“1.3. Como también dije desde el comienzo, las versiones tradicionales de la teoría austriaca fallan al pretender incorporar el tipo natural wickselliano. Pero son fácilmente enmendables sustituyendo ese proceso por el mucho más realista descalce de plazos y el consecuente aplanamiento de la curva de rendimientos.”
The first sentence is exactly what I have been saying all along: all versions of the ABCT that are based on the unique Wicksellian natural rate are flawed and unsound.

Is one wants to reformulate ABCT with the mechanism of “maturity mismatch” and the “flattening of the yield curve,” where are the Austrian books or published papers that have done this?

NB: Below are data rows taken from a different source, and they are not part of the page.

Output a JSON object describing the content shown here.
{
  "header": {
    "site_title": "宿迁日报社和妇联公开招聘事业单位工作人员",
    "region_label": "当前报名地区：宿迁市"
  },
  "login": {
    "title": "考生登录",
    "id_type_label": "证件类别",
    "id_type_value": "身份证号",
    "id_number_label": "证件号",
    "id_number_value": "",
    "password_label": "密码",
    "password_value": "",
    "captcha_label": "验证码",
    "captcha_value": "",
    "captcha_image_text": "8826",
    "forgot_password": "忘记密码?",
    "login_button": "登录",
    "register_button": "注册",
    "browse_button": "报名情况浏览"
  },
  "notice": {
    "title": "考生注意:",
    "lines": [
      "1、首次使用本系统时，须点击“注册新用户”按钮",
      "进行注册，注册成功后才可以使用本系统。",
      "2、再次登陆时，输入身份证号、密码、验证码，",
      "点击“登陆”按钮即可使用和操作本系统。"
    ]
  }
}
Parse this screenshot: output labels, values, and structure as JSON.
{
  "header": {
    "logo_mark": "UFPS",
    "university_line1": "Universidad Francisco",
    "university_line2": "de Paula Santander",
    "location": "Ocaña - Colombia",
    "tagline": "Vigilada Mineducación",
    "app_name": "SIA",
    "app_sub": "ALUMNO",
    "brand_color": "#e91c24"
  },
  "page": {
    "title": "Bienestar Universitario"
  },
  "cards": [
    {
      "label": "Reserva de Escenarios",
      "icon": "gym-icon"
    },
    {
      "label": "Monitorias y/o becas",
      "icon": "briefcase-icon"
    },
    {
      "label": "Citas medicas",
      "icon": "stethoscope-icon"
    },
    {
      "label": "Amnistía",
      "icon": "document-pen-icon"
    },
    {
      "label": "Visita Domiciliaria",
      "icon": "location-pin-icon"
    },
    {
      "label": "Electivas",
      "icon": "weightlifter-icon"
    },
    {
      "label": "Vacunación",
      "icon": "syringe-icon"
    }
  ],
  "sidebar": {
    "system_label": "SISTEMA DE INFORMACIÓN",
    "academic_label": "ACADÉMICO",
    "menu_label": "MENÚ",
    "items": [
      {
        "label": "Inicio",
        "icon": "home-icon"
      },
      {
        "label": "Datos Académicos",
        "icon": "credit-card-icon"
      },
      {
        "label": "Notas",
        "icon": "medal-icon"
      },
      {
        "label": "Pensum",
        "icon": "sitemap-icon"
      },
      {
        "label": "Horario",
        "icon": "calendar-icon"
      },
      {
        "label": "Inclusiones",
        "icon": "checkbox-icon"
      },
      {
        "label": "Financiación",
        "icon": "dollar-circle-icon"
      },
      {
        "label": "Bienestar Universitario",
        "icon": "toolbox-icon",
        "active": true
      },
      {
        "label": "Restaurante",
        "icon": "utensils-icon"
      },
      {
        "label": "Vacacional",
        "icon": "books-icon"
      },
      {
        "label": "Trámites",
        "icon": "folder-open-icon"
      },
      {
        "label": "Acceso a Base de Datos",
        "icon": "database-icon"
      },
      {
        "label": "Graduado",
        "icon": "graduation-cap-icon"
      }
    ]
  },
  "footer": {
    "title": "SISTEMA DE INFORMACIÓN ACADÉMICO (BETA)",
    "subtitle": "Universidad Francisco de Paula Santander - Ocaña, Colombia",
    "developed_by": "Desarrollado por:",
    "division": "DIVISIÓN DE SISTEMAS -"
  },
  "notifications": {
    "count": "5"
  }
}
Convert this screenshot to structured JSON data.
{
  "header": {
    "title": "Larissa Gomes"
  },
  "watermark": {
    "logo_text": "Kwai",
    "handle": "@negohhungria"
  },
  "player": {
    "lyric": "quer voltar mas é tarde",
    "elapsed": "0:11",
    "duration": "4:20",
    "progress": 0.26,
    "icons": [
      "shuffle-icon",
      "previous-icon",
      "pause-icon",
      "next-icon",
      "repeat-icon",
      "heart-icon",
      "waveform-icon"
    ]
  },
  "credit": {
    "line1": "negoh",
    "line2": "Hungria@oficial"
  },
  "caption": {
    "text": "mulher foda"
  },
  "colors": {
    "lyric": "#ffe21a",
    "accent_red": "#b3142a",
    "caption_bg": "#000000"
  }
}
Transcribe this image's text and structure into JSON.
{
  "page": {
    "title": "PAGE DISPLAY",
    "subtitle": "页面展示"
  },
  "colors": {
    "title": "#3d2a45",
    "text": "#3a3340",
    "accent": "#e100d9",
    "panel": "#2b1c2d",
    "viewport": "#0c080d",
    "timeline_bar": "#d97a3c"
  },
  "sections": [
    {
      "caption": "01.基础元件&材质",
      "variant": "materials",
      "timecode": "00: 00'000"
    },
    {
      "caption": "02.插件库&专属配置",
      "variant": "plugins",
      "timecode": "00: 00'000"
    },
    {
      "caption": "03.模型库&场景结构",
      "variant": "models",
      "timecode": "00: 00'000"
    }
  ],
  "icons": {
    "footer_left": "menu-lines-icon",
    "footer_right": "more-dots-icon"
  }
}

Point (3.1) argues that American savings during WWII allowed it an easy post-war conversion:
“[sc. for] a society that massively increases its savings, it is very easy to revive growth in the short term and in the medium term to reconvert its production structure (hence Austrians insist so much on the need to save).”

“una sociedad que incremente su ahorro masivamente, lo tiene muy fácil para reactivar a corto plazo su crecimiento y reconvertir a medio plazo su estructura productiva (por eso los austriacos insistimos tanto en la necesidad de ahorrar).”
But, despite Rallo’s denial to the contrary (“Nótese, además, que no me estoy refiriendo a ahorro monetario, sino a ahorro real”), the saving in WWII was monetary: in the form of increased bank balances and financial assets.

Real “savings” – the resources not consumed – were being used up in war production. When the war ended, there was personal and corporate monetary dissaving, and an investment boom.

I cannot see how my point about how the adjustment was remarkably smooth has been refuted.

On (3.2), I have already admitted that US real GDP fell in the years after 1945: but that was the decline caused by the end of war production. At the same time, a private investment boom occurred and unemployment did not rise catastrophically.

The Austrian theory says that as unsustainable capital projects fail and are liquidated, unemployment should rise and a protracted bust should occur. That is exactly what did not happen from 1946–1948.

1 comment:

  1. I consider Juan Ramon Rallo one of the best (if not the best) Austrian economist right now. But his interpretation of Austrian economics is quite an heterodox one, and one can tell this quite easily just from a reading of his explanations of the ABCT. Even more strangely, he holds a partially-exogenous/partially-exogenous theory of money, since he is for both the gold standard and the real bills doctrine.